I came into university knowing for the most part that I wouldn’t have the typical freshman year. No fun-filled orientation week, no getting lost around campus trying to get to class on time, and no meeting new people (live in person at least).

Everything right now is delivered virtual, but it was no different then the second half of senior year back in high school. So for those of you who feel sorry for us freshmen for having our first university classes all virtual, don't feel too bad, many of us are already used to it. The transition for me, wasn't as difficult as I thought it would be which was a good thing.

But while I'm a realist, I don't want to end this reflection on a negative note.

Aside from all the negative parts of not having a typical first year, on the bright side, I don't have to commute an hour and a half to get to campus! Like many of you, I can just roll out of bed two minutes before my lecture and not miss anything! Technology is amazing (if you don't count lousy wi-fi and awkward Zoom breakout room sessions) and asynchronous classes are just wonderful. Unlike in high school, in many of my classes this semester, I don't even need to turn on my camera and my microphone which is truly a relief for a socially awkward being like me. To sum it up, I have a lot more time on my hands compared to if we had been on campus which means watching more episodes of The Good Place on Netflix!

I try not to think about what would have happened had the pandemic never occurred and I admit, it's hard sometimes. There are many instances in the day where I wonder, "What if....?" But I've been making the most of it by joining various clubs and writing for publications (like Her Campus!) and 'putting myself out there' as they say.

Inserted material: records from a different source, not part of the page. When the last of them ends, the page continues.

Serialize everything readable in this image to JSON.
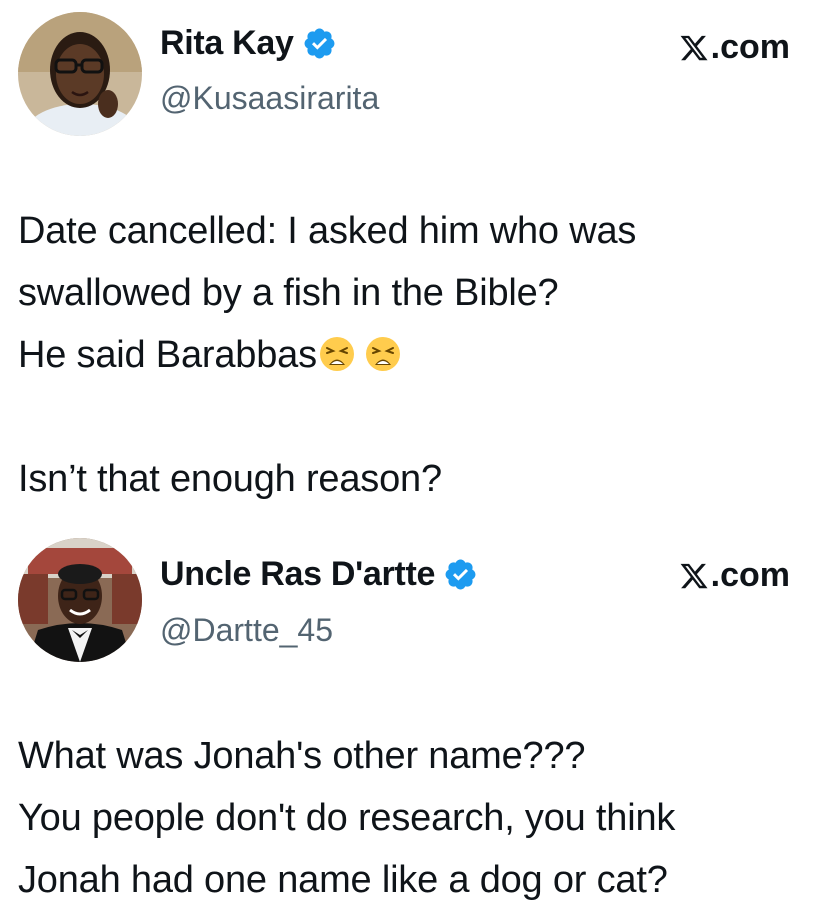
{
  "tweets": [
    {
      "display_name": "Rita Kay",
      "handle": "@Kusaasirarita",
      "source": ".com",
      "verified_icon": "verified-badge-icon",
      "lines": [
        "Date cancelled: I asked him who was",
        "swallowed by a fish in the Bible?",
        "He said Barabbas",
        "",
        "Isn’t that enough reason?"
      ],
      "emoji_after_line_3": [
        "weary-face-icon",
        "weary-face-icon"
      ]
    },
    {
      "display_name": "Uncle Ras D'artte",
      "handle": "@Dartte_45",
      "source": ".com",
      "verified_icon": "verified-badge-icon",
      "lines": [
        "What was Jonah's other name???",
        "You people don't do research, you think",
        "Jonah had one name like a dog or cat?"
      ]
    }
  ],
  "colors": {
    "text": "#0f1419",
    "secondary_text": "#536471",
    "verified_blue": "#1d9bf0",
    "background": "#ffffff"
  }
}
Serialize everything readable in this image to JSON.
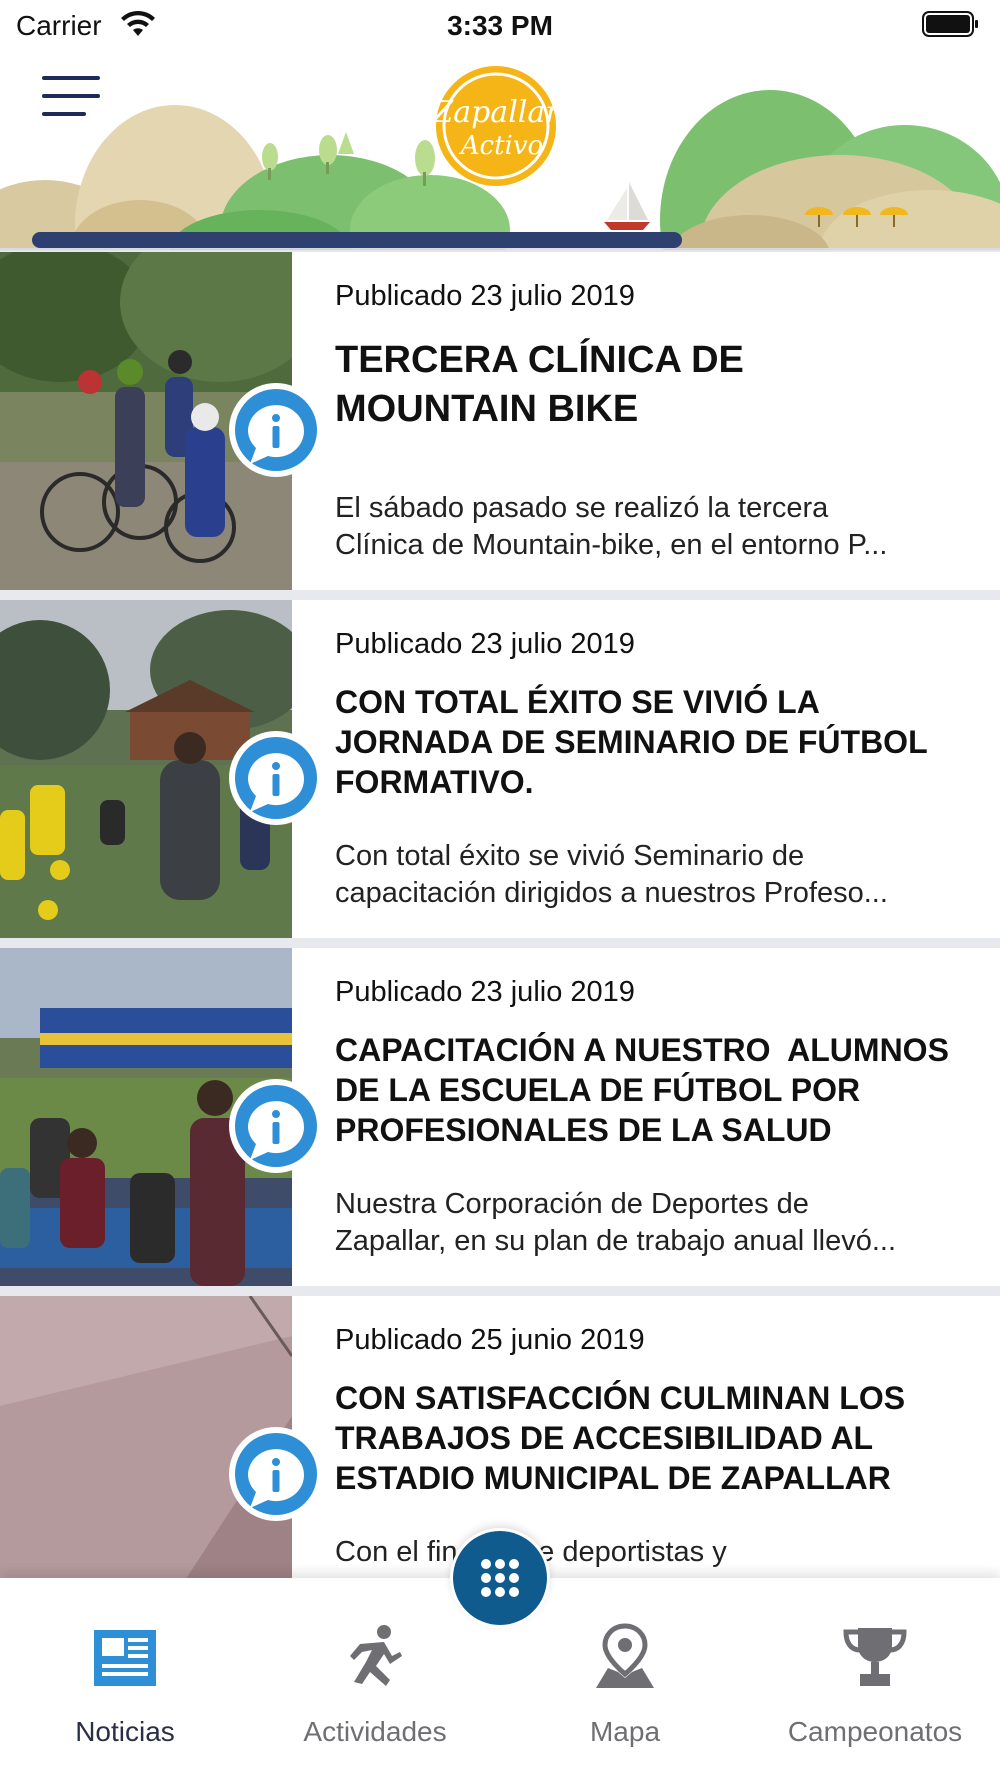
{
  "status_bar": {
    "carrier": "Carrier",
    "time": "3:33 PM"
  },
  "header": {
    "logo_line1": "Zapallar",
    "logo_line2": "Activo"
  },
  "colors": {
    "accent_blue": "#2e8fd6",
    "dark_blue": "#105b8e",
    "logo_yellow": "#f5b516",
    "navy": "#1e2a5a"
  },
  "news": [
    {
      "date": "Publicado 23 julio 2019",
      "title_lines": [
        "TERCERA CLÍNICA DE",
        "MOUNTAIN BIKE"
      ],
      "excerpt_lines": [
        "El sábado pasado se realizó la tercera",
        "Clínica de Mountain-bike, en el entorno P..."
      ]
    },
    {
      "date": "Publicado 23 julio 2019",
      "title_lines": [
        "CON TOTAL ÉXITO SE VIVIÓ LA",
        "JORNADA DE SEMINARIO DE FÚTBOL",
        "FORMATIVO."
      ],
      "excerpt_lines": [
        "Con total éxito se vivió Seminario de",
        "capacitación dirigidos a nuestros Profeso..."
      ]
    },
    {
      "date": "Publicado 23 julio 2019",
      "title_lines": [
        "CAPACITACIÓN A NUESTRO  ALUMNOS",
        "DE LA ESCUELA DE FÚTBOL POR",
        "PROFESIONALES DE LA SALUD"
      ],
      "excerpt_lines": [
        "Nuestra Corporación de Deportes de",
        "Zapallar, en su plan de trabajo anual llevó..."
      ]
    },
    {
      "date": "Publicado 25 junio 2019",
      "title_lines": [
        "CON SATISFACCIÓN CULMINAN LOS",
        "TRABAJOS DE ACCESIBILIDAD AL",
        "ESTADIO MUNICIPAL DE ZAPALLAR"
      ],
      "excerpt_lines": [
        "Con el fin de que deportistas y",
        ""
      ]
    }
  ],
  "tabs": [
    {
      "label": "Noticias",
      "icon": "newspaper-icon",
      "active": true
    },
    {
      "label": "Actividades",
      "icon": "runner-icon",
      "active": false
    },
    {
      "label": "Mapa",
      "icon": "map-pin-icon",
      "active": false
    },
    {
      "label": "Campeonatos",
      "icon": "trophy-icon",
      "active": false
    }
  ]
}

There's so many opportunities here at Ryerson that suits everyone's liking, it's actually crazy. And a tip for all you freshmen out there like me (or anybody else, really), reach out to older students! I'm in Creative Industries and in my opinion, there are so many awesome people willing to help out if you just ask! 

In August, I joined the Tri-Mentoring program and started reaching out to many students in my program and asked them for advice. It was basically cold-emailing to any person who would listen and then give me any suggestion on how to succeed at Ryerson. Side note: the Tri-Mentoring program is a great Ryerson resource that hooks mentees with mentors who are usually in the same program but in upper year. In addition to the supportive community, there are so many other opportunities for further guidance and leadership for those willing to mentor younger students. 

So what am I trying to get at here? Yeah, COVID sucks, but it's out of our control, as in we can't control when it ends. However, at the end of the day, we just got to look at the positive and keep going from here. Go ahead and dwell on the past but eventually, you have to move on and continue to look ahead. Be grateful and make the most of what you've got. I don't want to sound preachy, but it's true. 

Eventually, better days will arrive once this COVID-19 pandemic is over. One day, even if it's a year from now, we'll all return to campus without the need for a mask and social-distancing, but as of now, we must remain diligent and do our best.

Have an awesome rest of your reading week!